Oh shit. Uniontown on the news againBack when me and all my friends and peers were learning how to drive, one man in particular had a reputation for being difficult. I think everyone I knew that had him failed at least once, usually for very minor things that most of us licensed drivers are guilty of doing on occasion that won't get anyone killed. Why, just the other day I was driving with my emergency brake still on. Woops.
— Kate (@ktd71589) December 12, 2013
It's a tad frustrating to know that had we been foreigners with a couple hundred extra bucks to spend, we could've just bribed our way into a license.
Vanderbilt man is facing bribery and other charges after state police alleged he administered driver’s license tests to foreign license applicants at the local licensing center and accepted between $100 and $700 to give them a passing grade — and a Pennsylvania driver’s license.As potentially dangerous as this is, I laughed. And as usual, it gets better! His son insists he's innocent.
“My father has never, and never would have accepted any form of payment in exchange for desirable results for any examination or service offered at the DMV. The criminal charges brought against my father are preposterous and completely false,” Mills Jr. said.You know, I get standing by family, but sometimes you have to believe the evidence instead. Like the fact that cops kept an eye on him and his fellow employers and superiors were suspicious of the fact that he always insisted on testing foreigners, even when they told him not to.
On June 19, supervisors at the center knew that several people of Bhutanese descent were coming for the driving portion of their license test and specifically ordered Mills not to administer the tests. However, he did so, police said.
In July, police watched covertly as Mills tested one Bhutanese driver and wrote in the complaint that the driving portion of the test included Mills having the man drive from the licensing center lot to the PennDOT lot next door “with no other road skills or route taken,” Nied wrote. Four minutes after the test started, Mills gave the man a passing grade and he was issued a license, police alleged.
A second applicant drove from the licensing center to a nearby church parking lot, police said. Mills and that man stayed in the lot for three minutes and returned, according to court documents. That man, too, was passed, and his license was issued, police said.

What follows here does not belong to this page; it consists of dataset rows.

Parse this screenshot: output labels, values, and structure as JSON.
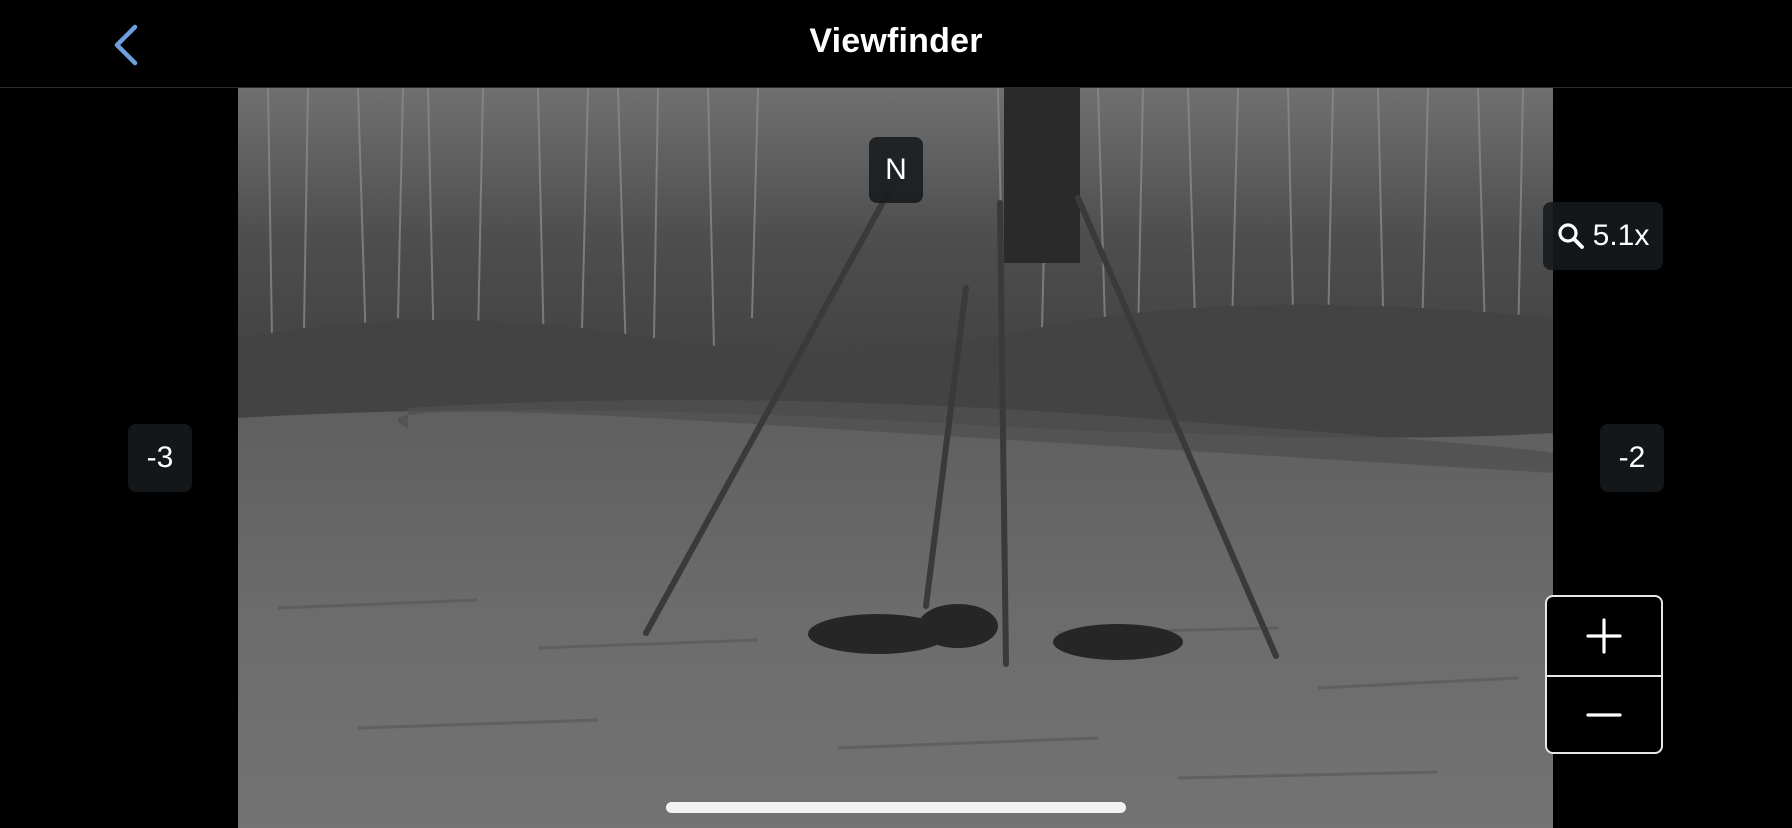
{
  "header": {
    "title": "Viewfinder",
    "back_icon": "chevron-left-icon",
    "accent_color": "#6f9fdc"
  },
  "viewfinder": {
    "compass_heading": "N",
    "zoom": {
      "icon": "search-icon",
      "level": "5.1x"
    },
    "left_offset": "-3",
    "right_offset": "-2",
    "zoom_in_icon": "plus-icon",
    "zoom_out_icon": "minus-icon"
  },
  "colors": {
    "background": "#000000",
    "chip_background": "#161a1e",
    "text": "#ffffff"
  }
}
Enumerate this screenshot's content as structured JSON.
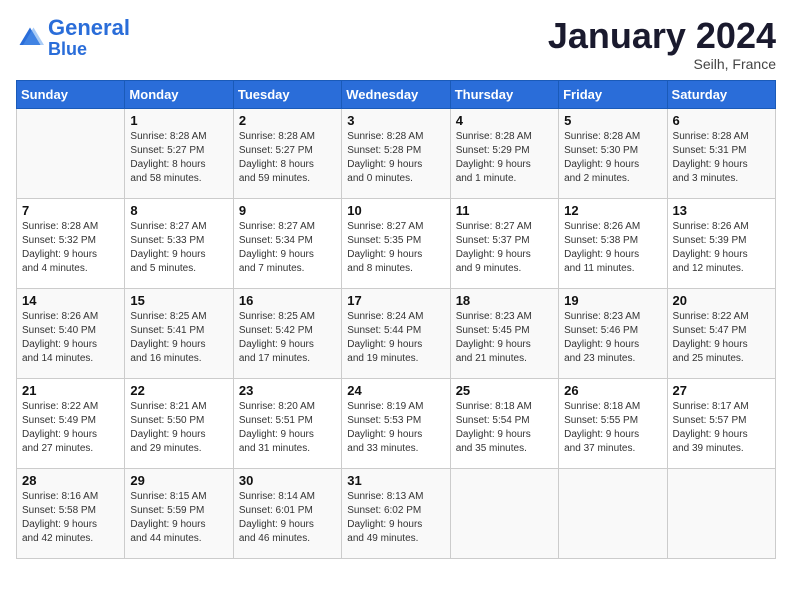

On July 24, police again conducted surveillance and watched Mills talking to a man who brought several people of Bhutanese descent to the building to take tests, according to the complaint. That man, identified by police as Deu Tiwari, and Mills were seen frequently talking and exchanging documents, police said.
During a Sept. 6 interview with police and an agent from Immigrations and Customs Enforcement, Mills reportedly acknowledged failing to give proper road tests but denied accepting any money or benefit for doing so, according to the complaint.
Many of the drivers Mills tested had previously failed their road skills tests at other licensing facilities across the state, Nied indicated.And then there's the numbers.
Between June 2009 and August 2013, police allege, Mills tested 346 Bhutanese drivers and passed 339 of them.
PennDOT sent out notices to the 339 drivers Mills passed and made them come in to be retested. Of those, 218 failed the retest, and their licenses were recalled. Another 32 others failed to show up, police said.
Three of the drivers who showed up for their tests told authorities that they paid Mills between $300 and $700 to get their passing grade, police said.
Police said one of the applicants, Ganga Timsina, said Mills told him, “You give me money, I give you license.”
Timsina told authorities he paid Mills $400.